DATA EXTRACTS START
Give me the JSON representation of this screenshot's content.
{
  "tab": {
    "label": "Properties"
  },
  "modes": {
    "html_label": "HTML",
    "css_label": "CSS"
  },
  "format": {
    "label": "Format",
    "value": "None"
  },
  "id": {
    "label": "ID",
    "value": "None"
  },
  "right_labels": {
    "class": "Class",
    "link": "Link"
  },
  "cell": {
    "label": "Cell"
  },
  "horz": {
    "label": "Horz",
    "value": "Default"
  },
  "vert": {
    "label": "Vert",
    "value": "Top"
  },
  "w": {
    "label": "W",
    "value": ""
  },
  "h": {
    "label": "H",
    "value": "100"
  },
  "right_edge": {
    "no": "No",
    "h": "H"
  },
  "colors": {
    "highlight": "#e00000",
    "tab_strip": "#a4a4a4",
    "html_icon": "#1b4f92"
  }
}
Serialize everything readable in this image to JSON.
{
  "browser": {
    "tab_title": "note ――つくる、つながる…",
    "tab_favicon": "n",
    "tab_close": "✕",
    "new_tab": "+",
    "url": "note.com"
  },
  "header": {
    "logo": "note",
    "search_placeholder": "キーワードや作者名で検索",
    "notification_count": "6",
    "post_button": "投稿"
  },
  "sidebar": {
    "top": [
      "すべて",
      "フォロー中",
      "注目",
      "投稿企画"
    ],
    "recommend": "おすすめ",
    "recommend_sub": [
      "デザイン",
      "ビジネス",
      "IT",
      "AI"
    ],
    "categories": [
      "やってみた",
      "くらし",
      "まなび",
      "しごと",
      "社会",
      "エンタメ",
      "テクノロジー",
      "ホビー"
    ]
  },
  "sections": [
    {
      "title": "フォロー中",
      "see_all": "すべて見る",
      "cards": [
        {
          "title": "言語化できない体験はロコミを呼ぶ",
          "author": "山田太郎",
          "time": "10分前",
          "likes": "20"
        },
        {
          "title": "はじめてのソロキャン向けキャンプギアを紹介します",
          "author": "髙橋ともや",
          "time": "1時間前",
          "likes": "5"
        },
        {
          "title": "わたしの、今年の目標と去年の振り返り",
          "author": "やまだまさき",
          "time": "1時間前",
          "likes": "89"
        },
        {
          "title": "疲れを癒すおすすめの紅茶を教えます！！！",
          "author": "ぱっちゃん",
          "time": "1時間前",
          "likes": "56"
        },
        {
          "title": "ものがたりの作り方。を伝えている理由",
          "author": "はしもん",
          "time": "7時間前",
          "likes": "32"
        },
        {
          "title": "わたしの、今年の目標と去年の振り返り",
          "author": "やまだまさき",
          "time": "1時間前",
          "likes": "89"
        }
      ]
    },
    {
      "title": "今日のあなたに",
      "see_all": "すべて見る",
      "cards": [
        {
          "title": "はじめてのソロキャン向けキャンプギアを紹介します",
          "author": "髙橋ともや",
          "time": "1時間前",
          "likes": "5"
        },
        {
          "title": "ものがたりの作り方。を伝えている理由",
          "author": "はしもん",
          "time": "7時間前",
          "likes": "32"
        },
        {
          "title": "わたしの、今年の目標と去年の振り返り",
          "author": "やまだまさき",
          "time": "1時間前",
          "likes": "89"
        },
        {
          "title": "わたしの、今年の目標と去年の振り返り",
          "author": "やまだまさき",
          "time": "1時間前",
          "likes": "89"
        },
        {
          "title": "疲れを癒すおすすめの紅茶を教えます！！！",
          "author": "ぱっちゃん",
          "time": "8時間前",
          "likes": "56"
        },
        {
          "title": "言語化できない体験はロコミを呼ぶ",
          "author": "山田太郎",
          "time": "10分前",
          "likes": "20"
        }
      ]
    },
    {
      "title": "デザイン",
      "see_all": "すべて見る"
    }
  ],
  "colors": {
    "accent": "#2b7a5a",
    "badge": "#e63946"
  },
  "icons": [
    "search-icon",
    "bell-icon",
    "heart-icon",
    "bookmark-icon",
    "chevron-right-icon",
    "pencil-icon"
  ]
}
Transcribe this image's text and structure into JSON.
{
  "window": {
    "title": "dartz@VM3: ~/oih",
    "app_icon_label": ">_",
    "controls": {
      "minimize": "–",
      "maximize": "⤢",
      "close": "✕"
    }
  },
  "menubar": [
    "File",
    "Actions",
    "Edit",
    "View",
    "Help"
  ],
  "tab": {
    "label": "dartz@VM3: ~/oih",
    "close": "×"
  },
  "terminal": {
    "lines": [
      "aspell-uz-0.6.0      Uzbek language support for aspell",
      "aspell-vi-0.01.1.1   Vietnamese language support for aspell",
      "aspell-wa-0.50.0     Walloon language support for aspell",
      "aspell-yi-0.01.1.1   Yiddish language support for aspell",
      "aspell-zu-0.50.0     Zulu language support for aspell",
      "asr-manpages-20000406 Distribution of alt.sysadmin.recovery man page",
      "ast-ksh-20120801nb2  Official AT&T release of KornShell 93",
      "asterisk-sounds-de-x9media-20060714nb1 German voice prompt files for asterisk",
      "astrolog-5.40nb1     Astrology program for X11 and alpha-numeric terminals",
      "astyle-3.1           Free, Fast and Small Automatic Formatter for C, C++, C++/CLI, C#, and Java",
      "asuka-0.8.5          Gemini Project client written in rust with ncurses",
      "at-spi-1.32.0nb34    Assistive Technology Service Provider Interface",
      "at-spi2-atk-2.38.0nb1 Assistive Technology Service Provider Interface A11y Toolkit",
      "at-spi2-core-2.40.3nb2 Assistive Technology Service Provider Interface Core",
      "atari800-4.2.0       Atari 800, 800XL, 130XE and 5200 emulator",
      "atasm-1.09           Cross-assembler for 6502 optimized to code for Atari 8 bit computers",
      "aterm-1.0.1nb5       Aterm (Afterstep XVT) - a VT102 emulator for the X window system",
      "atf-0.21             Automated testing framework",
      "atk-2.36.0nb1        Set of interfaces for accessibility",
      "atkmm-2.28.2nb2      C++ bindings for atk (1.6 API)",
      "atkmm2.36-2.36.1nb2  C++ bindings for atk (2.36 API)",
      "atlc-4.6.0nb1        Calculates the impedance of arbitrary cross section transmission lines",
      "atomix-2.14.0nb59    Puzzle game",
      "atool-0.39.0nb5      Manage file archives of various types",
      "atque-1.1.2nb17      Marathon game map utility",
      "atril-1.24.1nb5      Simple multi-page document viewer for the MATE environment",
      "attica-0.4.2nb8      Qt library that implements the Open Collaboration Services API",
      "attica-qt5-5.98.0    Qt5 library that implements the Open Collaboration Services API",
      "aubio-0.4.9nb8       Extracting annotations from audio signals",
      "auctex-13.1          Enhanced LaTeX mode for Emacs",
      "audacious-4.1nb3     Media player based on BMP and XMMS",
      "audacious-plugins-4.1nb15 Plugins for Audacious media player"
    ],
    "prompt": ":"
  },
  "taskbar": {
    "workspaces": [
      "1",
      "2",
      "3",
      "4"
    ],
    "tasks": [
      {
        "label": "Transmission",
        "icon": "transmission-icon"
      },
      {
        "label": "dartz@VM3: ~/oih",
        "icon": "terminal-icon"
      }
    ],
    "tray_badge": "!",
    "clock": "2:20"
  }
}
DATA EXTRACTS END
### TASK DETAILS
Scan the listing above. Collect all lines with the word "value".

### REPLY TO THE TASK
    "value": "None"
    "value": "None"
    "value": "Default"
    "value": "Top"
    "value": ""
    "value": "100"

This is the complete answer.